THE DATA START

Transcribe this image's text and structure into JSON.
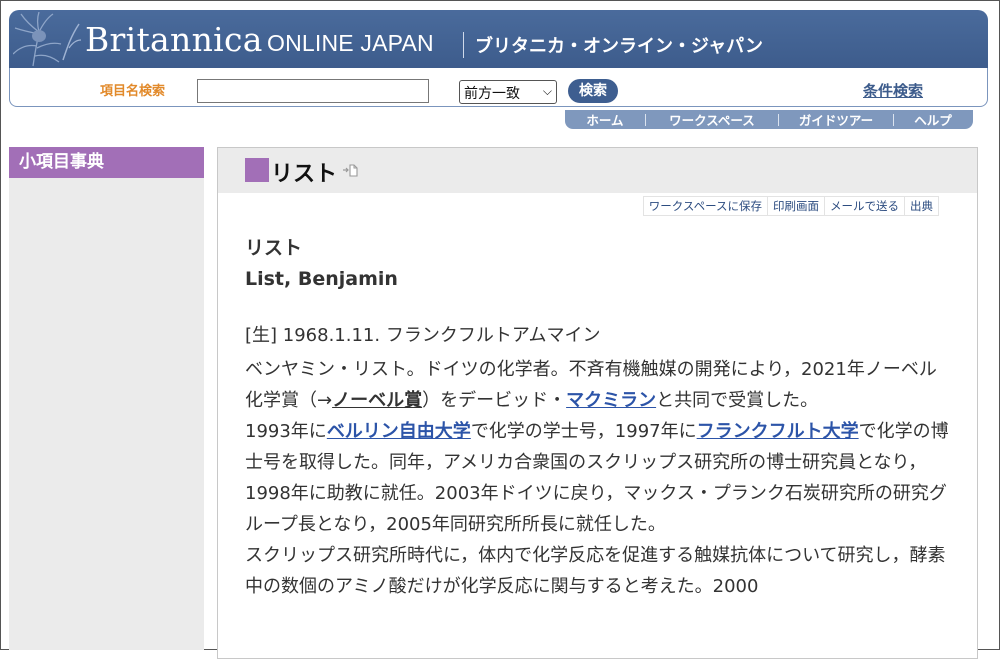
{
  "header": {
    "brand": "Britannica",
    "brand_sub": "ONLINE JAPAN",
    "brand_ja": "ブリタニカ・オンライン・ジャパン",
    "logo_icon": "thistle-logo-icon"
  },
  "search": {
    "label": "項目名検索",
    "value": "",
    "placeholder": "",
    "match_mode": "前方一致",
    "button": "検索",
    "advanced": "条件検索"
  },
  "nav": {
    "home": "ホーム",
    "workspace": "ワークスペース",
    "guide": "ガイドツアー",
    "help": "ヘルプ"
  },
  "sidebar": {
    "title": "小項目事典"
  },
  "article": {
    "title": "リスト",
    "tools": {
      "save": "ワークスペースに保存",
      "print": "印刷画面",
      "mail": "メールで送る",
      "source": "出典"
    },
    "headword": "リスト",
    "headword_en": "List, Benjamin",
    "birth": "[生] 1968.1.11. フランクフルトアムマイン",
    "p1": {
      "a": "ベンヤミン・リスト。ドイツの化学者。不斉有機触媒の開発により，2021年ノーベル化学賞（→",
      "link1": "ノーベル賞",
      "b": "）をデービッド・",
      "link2": "マクミラン",
      "c": "と共同で受賞した。"
    },
    "p2": {
      "a": "1993年に",
      "link1": "ベルリン自由大学",
      "b": "で化学の学士号，1997年に",
      "link2": "フランクフルト大学",
      "c": "で化学の博士号を取得した。同年，アメリカ合衆国のスクリップス研究所の博士研究員となり，1998年に助教に就任。2003年ドイツに戻り，マックス・プランク石炭研究所の研究グループ長となり，2005年同研究所所長に就任した。"
    },
    "p3": "スクリップス研究所時代に，体内で化学反応を促進する触媒抗体について研究し，酵素中の数個のアミノ酸だけが化学反応に関与すると考えた。2000"
  },
  "colors": {
    "banner": "#3d5c8c",
    "accent_purple": "#a26fb7",
    "link_blue": "#2c54a8",
    "search_label_orange": "#e28a2b"
  }
}
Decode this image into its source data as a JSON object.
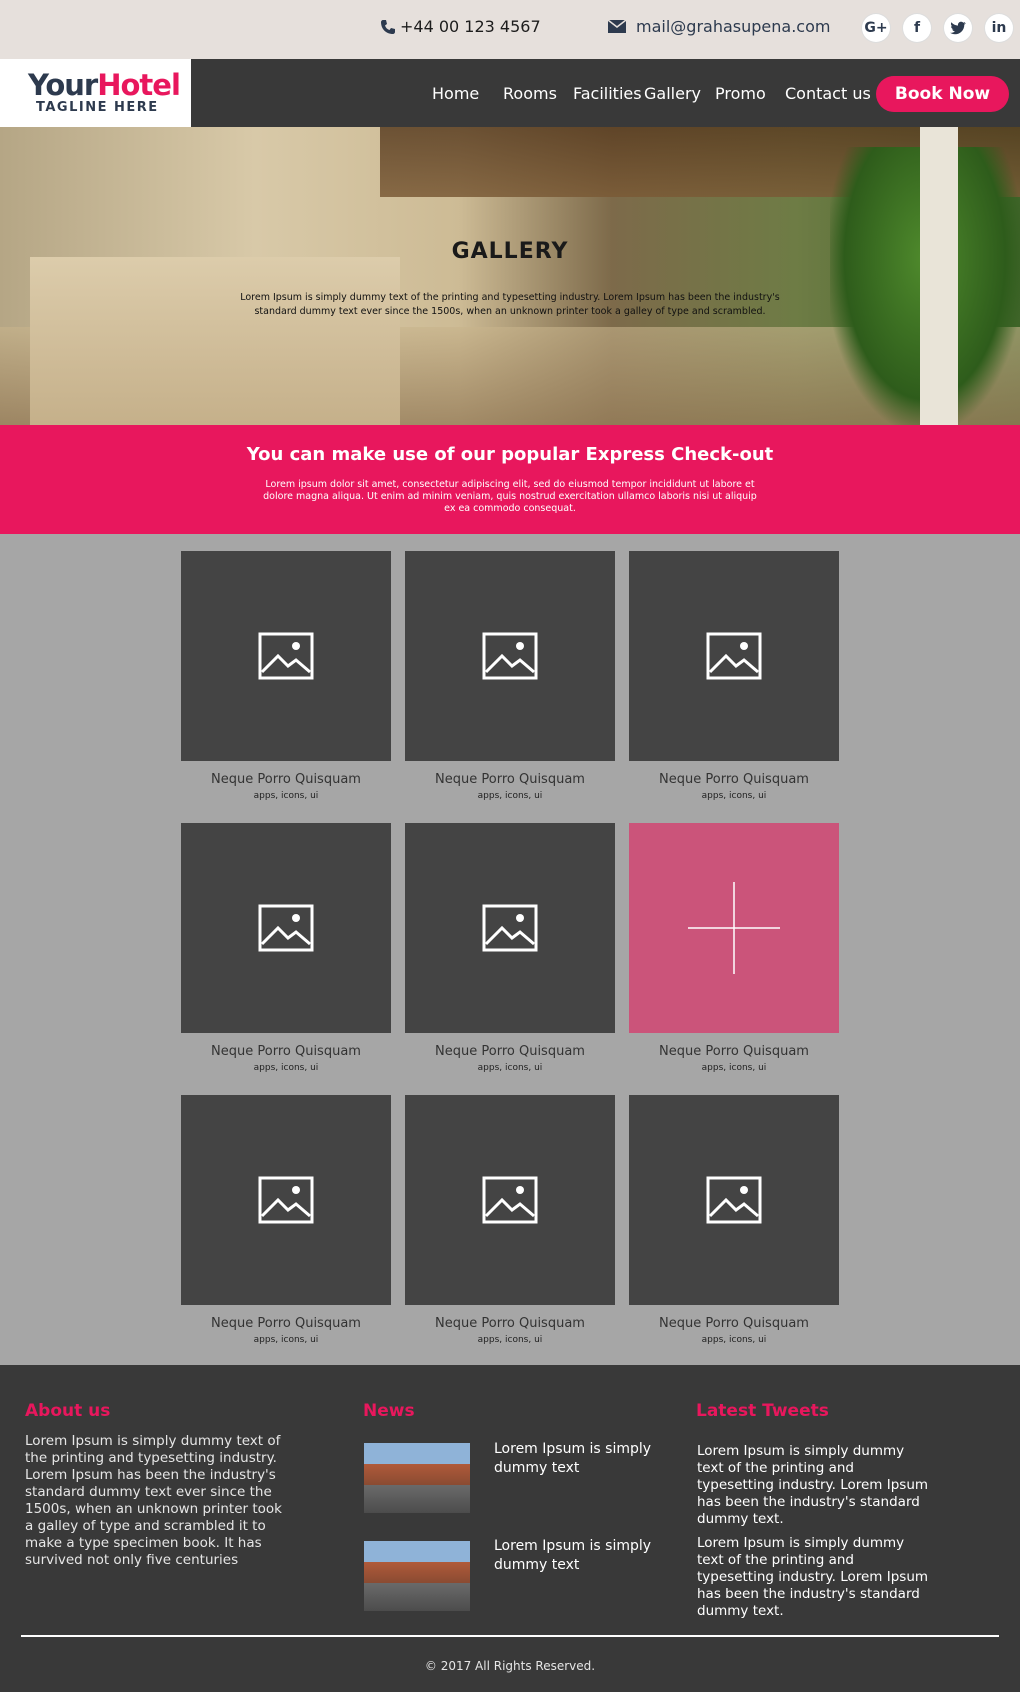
{
  "topbar": {
    "phone": "+44 00 123 4567",
    "email": "mail@grahasupena.com",
    "socials": [
      {
        "name": "google-plus",
        "glyph": "G+"
      },
      {
        "name": "facebook",
        "glyph": "f"
      },
      {
        "name": "twitter",
        "glyph": "t"
      },
      {
        "name": "linkedin",
        "glyph": "in"
      }
    ]
  },
  "logo": {
    "part1": "Your",
    "part2": "Hotel",
    "tagline": "TAGLINE HERE"
  },
  "nav": {
    "items": [
      "Home",
      "Rooms",
      "Facilities",
      "Gallery",
      "Promo",
      "Contact us"
    ],
    "book_label": "Book Now"
  },
  "hero": {
    "title": "GALLERY",
    "subtitle": "Lorem Ipsum is simply dummy text of the printing and typesetting industry. Lorem Ipsum has been the industry's standard dummy text ever since the 1500s, when an unknown printer took a galley of type and scrambled."
  },
  "band": {
    "title": "You can make use of our popular Express Check-out",
    "text": "Lorem ipsum dolor sit amet, consectetur adipiscing elit, sed do eiusmod tempor incididunt ut labore et dolore magna aliqua. Ut enim ad minim veniam, quis nostrud exercitation ullamco laboris nisi ut aliquip ex ea commodo consequat."
  },
  "gallery": {
    "items": [
      {
        "title": "Neque Porro Quisquam",
        "tags": "apps, icons, ui"
      },
      {
        "title": "Neque Porro Quisquam",
        "tags": "apps, icons, ui"
      },
      {
        "title": "Neque Porro Quisquam",
        "tags": "apps, icons, ui"
      },
      {
        "title": "Neque Porro Quisquam",
        "tags": "apps, icons, ui"
      },
      {
        "title": "Neque Porro Quisquam",
        "tags": "apps, icons, ui"
      },
      {
        "title": "Neque Porro Quisquam",
        "tags": "apps, icons, ui"
      },
      {
        "title": "Neque Porro Quisquam",
        "tags": "apps, icons, ui"
      },
      {
        "title": "Neque Porro Quisquam",
        "tags": "apps, icons, ui"
      },
      {
        "title": "Neque Porro Quisquam",
        "tags": "apps, icons, ui"
      }
    ]
  },
  "footer": {
    "about_title": "About us",
    "about_text": "Lorem Ipsum is simply dummy text of the printing and typesetting industry. Lorem Ipsum has been the industry's standard dummy text ever since the 1500s, when an unknown printer took a galley of type and scrambled it to make a type specimen book. It has survived not only five centuries",
    "news_title": "News",
    "news_items": [
      {
        "title": "Lorem Ipsum is simply dummy text"
      },
      {
        "title": "Lorem Ipsum is simply dummy text"
      }
    ],
    "tweets_title": "Latest Tweets",
    "tweets": [
      "Lorem Ipsum is simply dummy text of the printing and typesetting industry. Lorem Ipsum has been the industry's standard dummy text.",
      "Lorem Ipsum is simply dummy text of the printing and typesetting industry. Lorem Ipsum has been the industry's standard dummy text."
    ],
    "copyright": "© 2017 All Rights Reserved."
  },
  "colors": {
    "accent": "#e8175d",
    "dark": "#393939",
    "tile": "#444444",
    "tile_highlight": "#cb547a",
    "page_bg": "#a6a6a6"
  }
}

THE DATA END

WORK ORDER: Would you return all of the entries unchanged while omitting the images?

ANSWER SPACE:
Transcribe this image's text and structure into JSON.
{
  "header": {
    "brand": "Britannica",
    "brand_sub": "ONLINE JAPAN",
    "brand_ja": "ブリタニカ・オンライン・ジャパン",
    "logo_icon": "thistle-logo-icon"
  },
  "search": {
    "label": "項目名検索",
    "value": "",
    "placeholder": "",
    "match_mode": "前方一致",
    "button": "検索",
    "advanced": "条件検索"
  },
  "nav": {
    "home": "ホーム",
    "workspace": "ワークスペース",
    "guide": "ガイドツアー",
    "help": "ヘルプ"
  },
  "sidebar": {
    "title": "小項目事典"
  },
  "article": {
    "title": "リスト",
    "tools": {
      "save": "ワークスペースに保存",
      "print": "印刷画面",
      "mail": "メールで送る",
      "source": "出典"
    },
    "headword": "リスト",
    "headword_en": "List, Benjamin",
    "birth": "[生] 1968.1.11. フランクフルトアムマイン",
    "p1": {
      "a": "ベンヤミン・リスト。ドイツの化学者。不斉有機触媒の開発により，2021年ノーベル化学賞（→",
      "link1": "ノーベル賞",
      "b": "）をデービッド・",
      "link2": "マクミラン",
      "c": "と共同で受賞した。"
    },
    "p2": {
      "a": "1993年に",
      "link1": "ベルリン自由大学",
      "b": "で化学の学士号，1997年に",
      "link2": "フランクフルト大学",
      "c": "で化学の博士号を取得した。同年，アメリカ合衆国のスクリップス研究所の博士研究員となり，1998年に助教に就任。2003年ドイツに戻り，マックス・プランク石炭研究所の研究グループ長となり，2005年同研究所所長に就任した。"
    },
    "p3": "スクリップス研究所時代に，体内で化学反応を促進する触媒抗体について研究し，酵素中の数個のアミノ酸だけが化学反応に関与すると考えた。2000"
  },
  "colors": {
    "banner": "#3d5c8c",
    "accent_purple": "#a26fb7",
    "link_blue": "#2c54a8",
    "search_label_orange": "#e28a2b"
  }
}
Decode this image into its source data as a JSON object.
{
  "topbar": {
    "phone": "+44 00 123 4567",
    "email": "mail@grahasupena.com",
    "socials": [
      {
        "name": "google-plus",
        "glyph": "G+"
      },
      {
        "name": "facebook",
        "glyph": "f"
      },
      {
        "name": "twitter",
        "glyph": "t"
      },
      {
        "name": "linkedin",
        "glyph": "in"
      }
    ]
  },
  "logo": {
    "part1": "Your",
    "part2": "Hotel",
    "tagline": "TAGLINE HERE"
  },
  "nav": {
    "items": [
      "Home",
      "Rooms",
      "Facilities",
      "Gallery",
      "Promo",
      "Contact us"
    ],
    "book_label": "Book Now"
  },
  "hero": {
    "title": "GALLERY",
    "subtitle": "Lorem Ipsum is simply dummy text of the printing and typesetting industry. Lorem Ipsum has been the industry's standard dummy text ever since the 1500s, when an unknown printer took a galley of type and scrambled."
  },
  "band": {
    "title": "You can make use of our popular Express Check-out",
    "text": "Lorem ipsum dolor sit amet, consectetur adipiscing elit, sed do eiusmod tempor incididunt ut labore et dolore magna aliqua. Ut enim ad minim veniam, quis nostrud exercitation ullamco laboris nisi ut aliquip ex ea commodo consequat."
  },
  "gallery": {
    "items": [
      {
        "title": "Neque Porro Quisquam",
        "tags": "apps, icons, ui"
      },
      {
        "title": "Neque Porro Quisquam",
        "tags": "apps, icons, ui"
      },
      {
        "title": "Neque Porro Quisquam",
        "tags": "apps, icons, ui"
      },
      {
        "title": "Neque Porro Quisquam",
        "tags": "apps, icons, ui"
      },
      {
        "title": "Neque Porro Quisquam",
        "tags": "apps, icons, ui"
      },
      {
        "title": "Neque Porro Quisquam",
        "tags": "apps, icons, ui"
      },
      {
        "title": "Neque Porro Quisquam",
        "tags": "apps, icons, ui"
      },
      {
        "title": "Neque Porro Quisquam",
        "tags": "apps, icons, ui"
      },
      {
        "title": "Neque Porro Quisquam",
        "tags": "apps, icons, ui"
      }
    ]
  },
  "footer": {
    "about_title": "About us",
    "about_text": "Lorem Ipsum is simply dummy text of the printing and typesetting industry. Lorem Ipsum has been the industry's standard dummy text ever since the 1500s, when an unknown printer took a galley of type and scrambled it to make a type specimen book. It has survived not only five centuries",
    "news_title": "News",
    "news_items": [
      {
        "title": "Lorem Ipsum is simply dummy text"
      },
      {
        "title": "Lorem Ipsum is simply dummy text"
      }
    ],
    "tweets_title": "Latest Tweets",
    "tweets": [
      "Lorem Ipsum is simply dummy text of the printing and typesetting industry. Lorem Ipsum has been the industry's standard dummy text.",
      "Lorem Ipsum is simply dummy text of the printing and typesetting industry. Lorem Ipsum has been the industry's standard dummy text."
    ],
    "copyright": "© 2017 All Rights Reserved."
  },
  "colors": {
    "accent": "#e8175d",
    "dark": "#393939",
    "tile": "#444444",
    "tile_highlight": "#cb547a",
    "page_bg": "#a6a6a6"
  }
}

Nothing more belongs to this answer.